### Records
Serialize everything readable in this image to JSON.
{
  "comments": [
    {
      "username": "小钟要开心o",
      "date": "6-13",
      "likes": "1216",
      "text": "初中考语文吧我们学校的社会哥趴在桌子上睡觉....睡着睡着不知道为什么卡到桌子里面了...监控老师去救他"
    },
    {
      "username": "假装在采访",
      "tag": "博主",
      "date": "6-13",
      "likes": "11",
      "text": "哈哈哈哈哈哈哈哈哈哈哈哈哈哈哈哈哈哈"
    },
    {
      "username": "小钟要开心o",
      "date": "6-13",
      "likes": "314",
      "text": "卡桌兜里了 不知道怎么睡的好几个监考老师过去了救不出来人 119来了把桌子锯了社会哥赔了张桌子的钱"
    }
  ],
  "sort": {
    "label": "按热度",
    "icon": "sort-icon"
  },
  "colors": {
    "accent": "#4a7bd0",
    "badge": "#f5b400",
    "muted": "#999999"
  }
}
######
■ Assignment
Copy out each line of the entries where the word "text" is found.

■ Answer below
      "text": "初中考语文吧我们学校的社会哥趴在桌子上睡觉....睡着睡着不知道为什么卡到桌子里面了...监控老师去救他"
      "text": "哈哈哈哈哈哈哈哈哈哈哈哈哈哈哈哈哈哈"
      "text": "卡桌兜里了 不知道怎么睡的好几个监考老师过去了救不出来人 119来了把桌子锯了社会哥赔了张桌子的钱"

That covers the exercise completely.